MATERIAL SUPPLIED
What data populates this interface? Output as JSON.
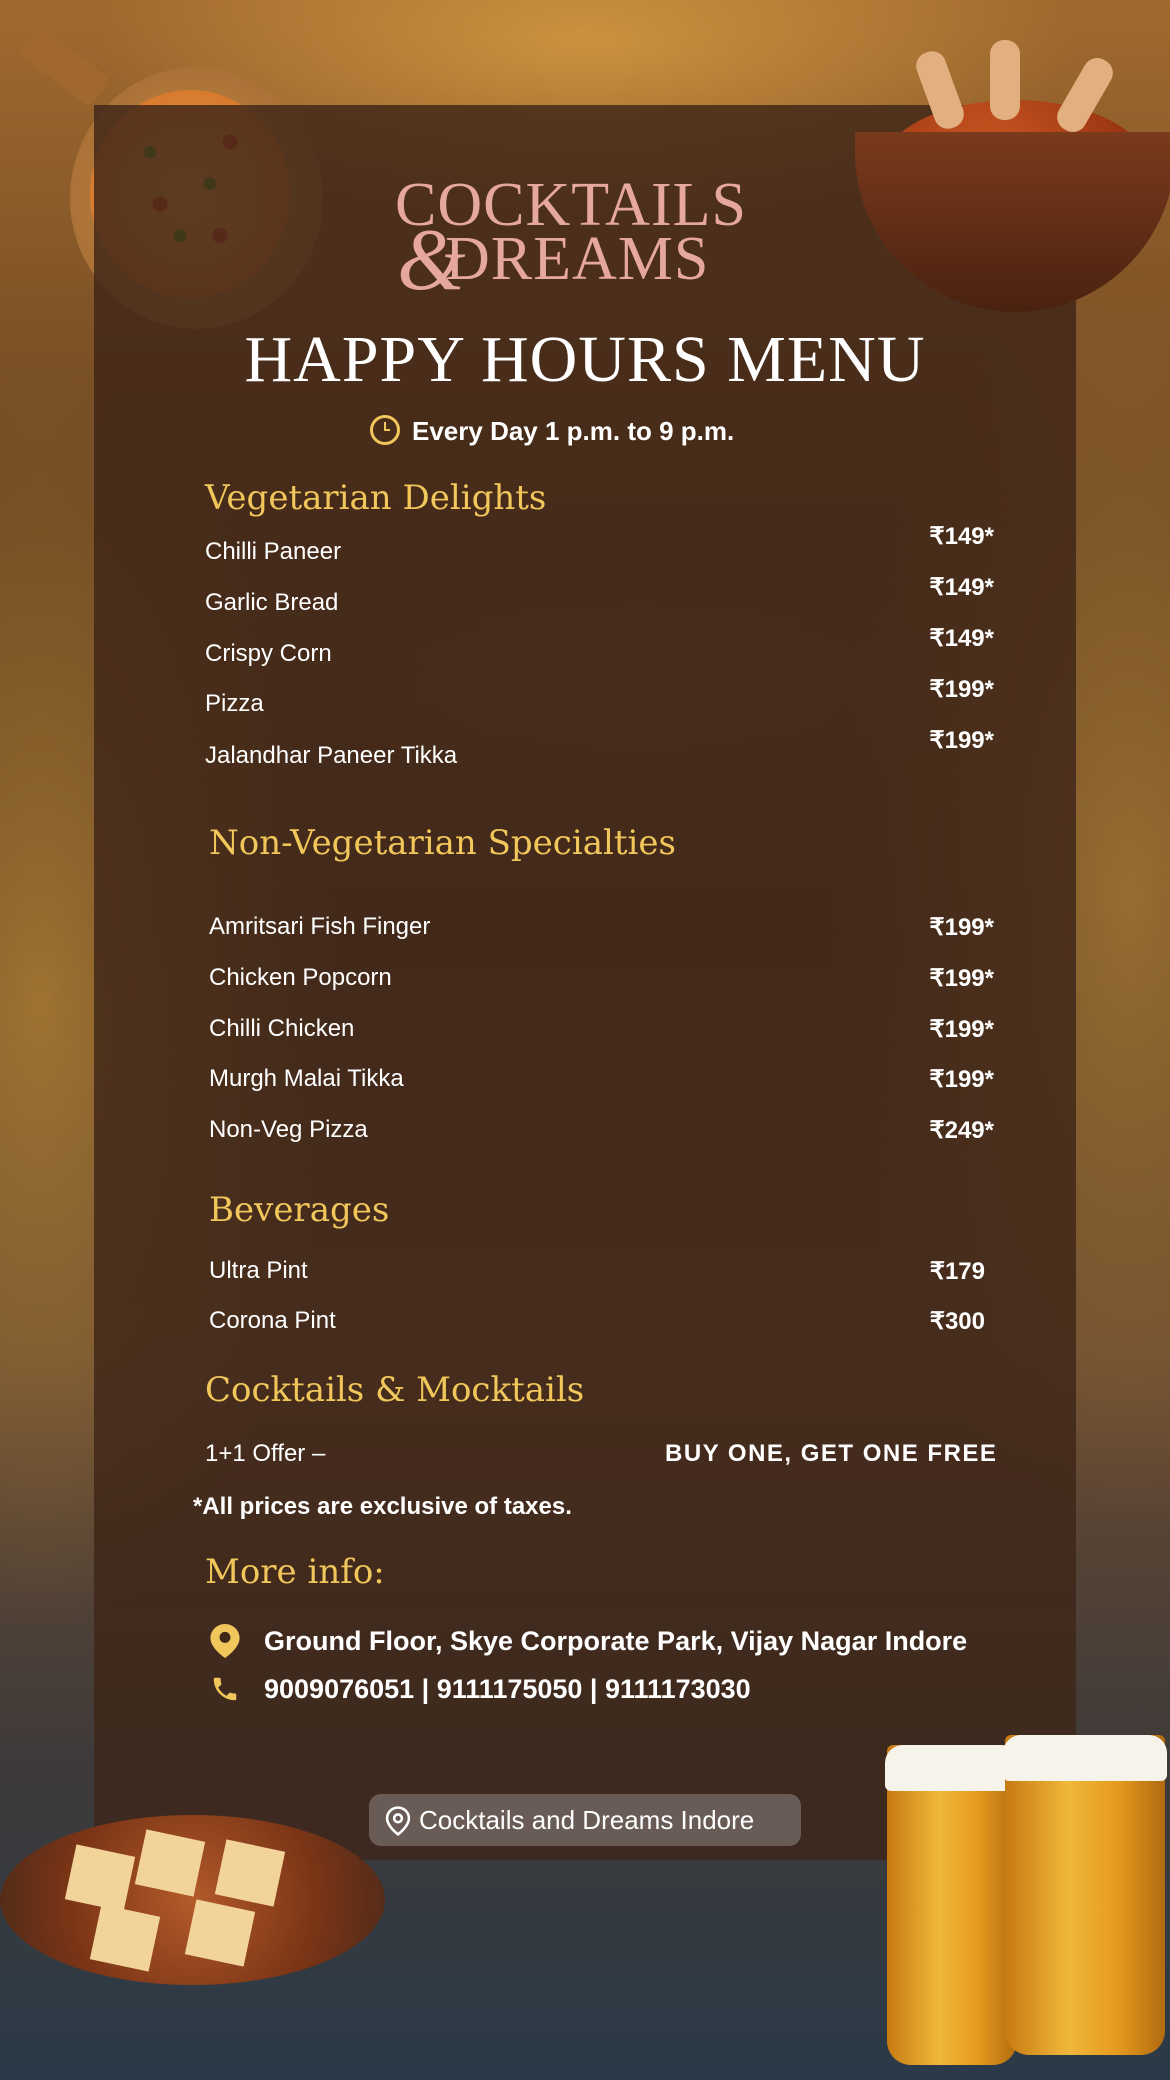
{
  "brand": {
    "line1": "COCKTAILS",
    "amp": "&",
    "line2": "DREAMS"
  },
  "title": "HAPPY HOURS MENU",
  "hours": "Every Day 1 p.m. to 9 p.m.",
  "sections": {
    "veg": {
      "heading": "Vegetarian Delights",
      "items": [
        {
          "name": "Chilli Paneer",
          "price": "₹149*"
        },
        {
          "name": "Garlic Bread",
          "price": "₹149*"
        },
        {
          "name": "Crispy Corn",
          "price": "₹149*"
        },
        {
          "name": "Pizza",
          "price": "₹199*"
        },
        {
          "name": "Jalandhar Paneer Tikka",
          "price": "₹199*"
        }
      ]
    },
    "nonveg": {
      "heading": "Non-Vegetarian Specialties",
      "items": [
        {
          "name": "Amritsari Fish Finger",
          "price": "₹199*"
        },
        {
          "name": "Chicken Popcorn",
          "price": "₹199*"
        },
        {
          "name": "Chilli Chicken",
          "price": "₹199*"
        },
        {
          "name": "Murgh Malai Tikka",
          "price": "₹199*"
        },
        {
          "name": "Non-Veg Pizza",
          "price": "₹249*"
        }
      ]
    },
    "beverages": {
      "heading": "Beverages",
      "items": [
        {
          "name": "Ultra Pint",
          "price": "₹179"
        },
        {
          "name": "Corona Pint",
          "price": "₹300"
        }
      ]
    },
    "cocktails": {
      "heading": "Cocktails & Mocktails",
      "offer_label": "1+1 Offer –",
      "offer_value": "BUY ONE, GET ONE FREE"
    }
  },
  "note": "*All prices are exclusive of taxes.",
  "info": {
    "heading": "More info:",
    "address": "Ground Floor, Skye Corporate Park, Vijay Nagar Indore",
    "phones": "9009076051 | 9111175050 | 9111173030"
  },
  "map_button": "Cocktails and Dreams Indore",
  "colors": {
    "accent": "#f1c75b",
    "logo": "#e6a7a0",
    "panel": "#3e2618"
  },
  "icons": [
    "clock-icon",
    "location-pin-icon",
    "phone-icon"
  ]
}
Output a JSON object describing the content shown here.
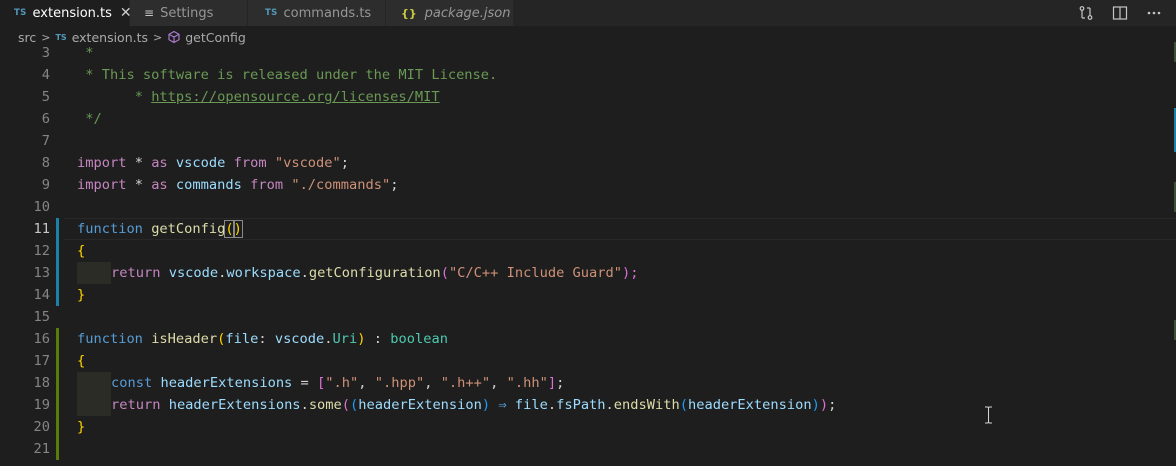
{
  "tabs": [
    {
      "badge": "TS",
      "label": "extension.ts",
      "active": true,
      "close": "✕"
    },
    {
      "badge": "≡",
      "label": "Settings"
    },
    {
      "badge": "TS",
      "label": "commands.ts"
    },
    {
      "badge": "{}",
      "label": "package.json"
    }
  ],
  "breadcrumb": {
    "folder": "src",
    "file_badge": "TS",
    "file": "extension.ts",
    "symbol": "getConfig",
    "separator": ">"
  },
  "editor": {
    "current_line": 11,
    "lines": [
      {
        "n": "3"
      },
      {
        "n": "4"
      },
      {
        "n": "5"
      },
      {
        "n": "6"
      },
      {
        "n": "7"
      },
      {
        "n": "8"
      },
      {
        "n": "9"
      },
      {
        "n": "10"
      },
      {
        "n": "11"
      },
      {
        "n": "12"
      },
      {
        "n": "13"
      },
      {
        "n": "14"
      },
      {
        "n": "15"
      },
      {
        "n": "16"
      },
      {
        "n": "17"
      },
      {
        "n": "18"
      },
      {
        "n": "19"
      },
      {
        "n": "20"
      },
      {
        "n": "21"
      }
    ],
    "code": {
      "l3": " *",
      "l4": " * This software is released under the MIT License.",
      "l5_prefix": " * ",
      "l5_link": "https://opensource.org/licenses/MIT",
      "l6": " */",
      "l8": [
        "import",
        " * ",
        "as",
        " ",
        "vscode",
        " ",
        "from",
        " ",
        "\"vscode\"",
        ";"
      ],
      "l9": [
        "import",
        " * ",
        "as",
        " ",
        "commands",
        " ",
        "from",
        " ",
        "\"./commands\"",
        ";"
      ],
      "l11": [
        "function",
        " ",
        "getConfig",
        "(",
        ")"
      ],
      "l12": "{",
      "l13": [
        "return",
        " ",
        "vscode",
        ".",
        "workspace",
        ".",
        "getConfiguration",
        "(",
        "\"C/C++ Include Guard\"",
        ");"
      ],
      "l14": "}",
      "l16": [
        "function",
        " ",
        "isHeader",
        "(",
        "file",
        ": ",
        "vscode",
        ".",
        "Uri",
        ")",
        " : ",
        "boolean"
      ],
      "l17": "{",
      "l18": [
        "const",
        " ",
        "headerExtensions",
        " = ",
        "[",
        "\".h\"",
        ", ",
        "\".hpp\"",
        ", ",
        "\".h++\"",
        ", ",
        "\".hh\"",
        "]",
        ";"
      ],
      "l19": [
        "return",
        " ",
        "headerExtensions",
        ".",
        "some",
        "(",
        "(",
        "headerExtension",
        ")",
        " ⇒ ",
        "file",
        ".",
        "fsPath",
        ".",
        "endsWith",
        "(",
        "headerExtension",
        ")",
        ")",
        ";"
      ],
      "l20": "}"
    }
  },
  "colors": {
    "background": "#1e1e1e",
    "comment": "#6a9955",
    "keyword_control": "#c586c0",
    "keyword": "#569cd6",
    "variable": "#9cdcfe",
    "string": "#ce9178",
    "function": "#dcdcaa",
    "type": "#4ec9b0",
    "modified_gutter": "#1b81a8",
    "added_gutter": "#587c0c"
  }
}
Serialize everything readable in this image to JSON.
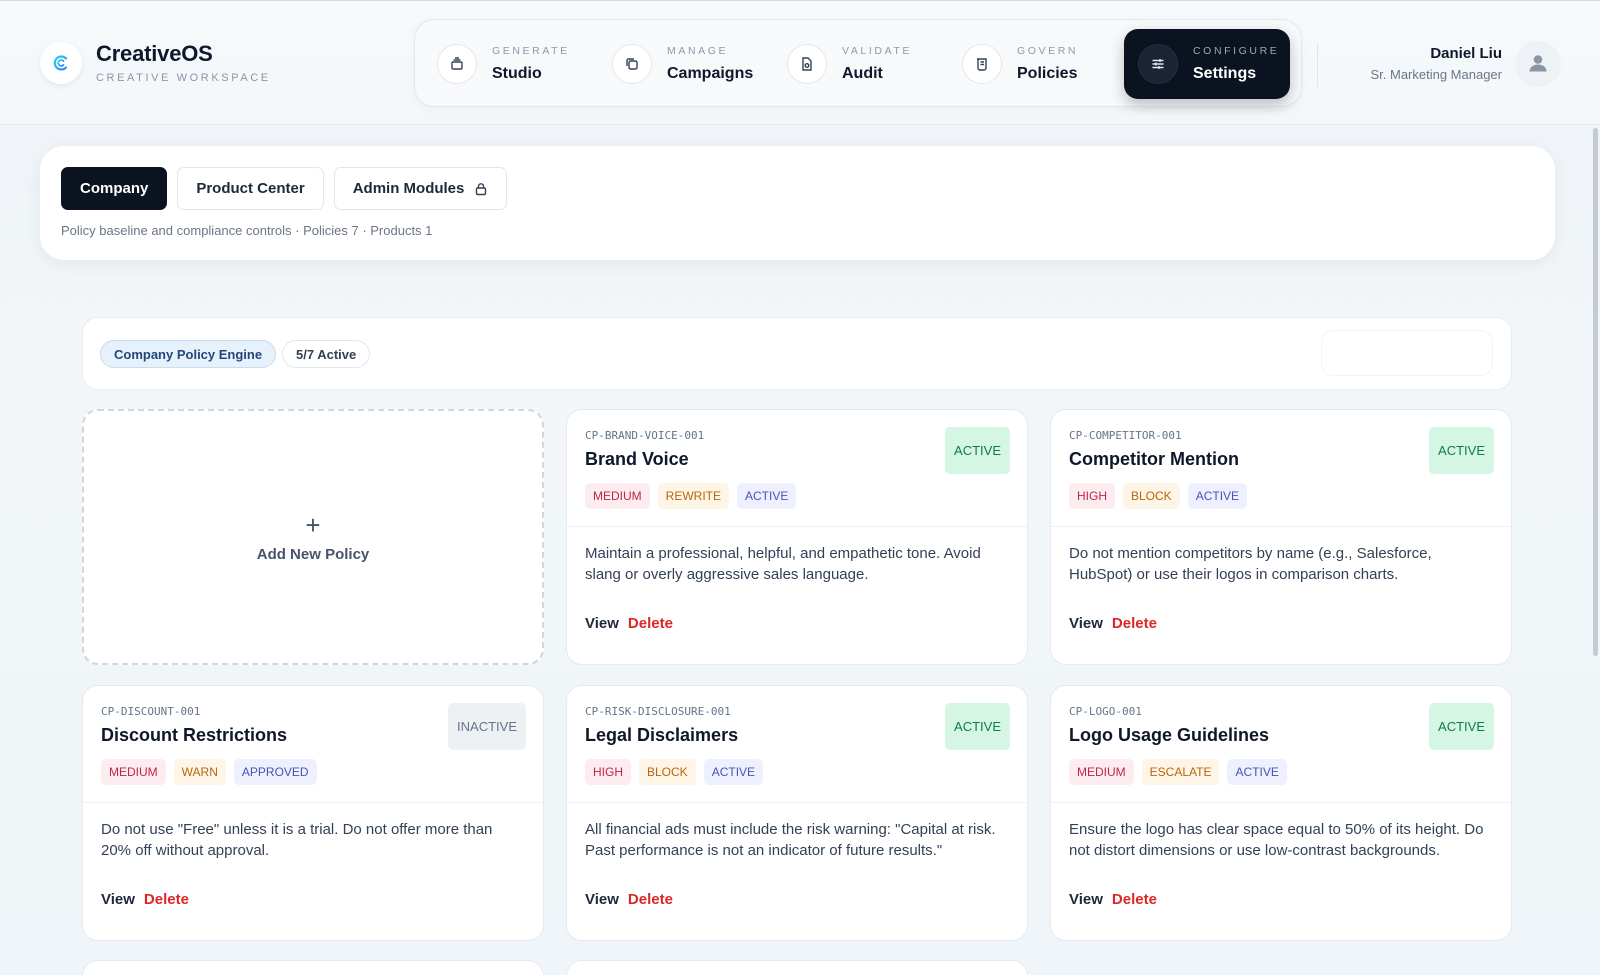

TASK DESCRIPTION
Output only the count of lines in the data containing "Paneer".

ANSWER TO THE PROBLEM
2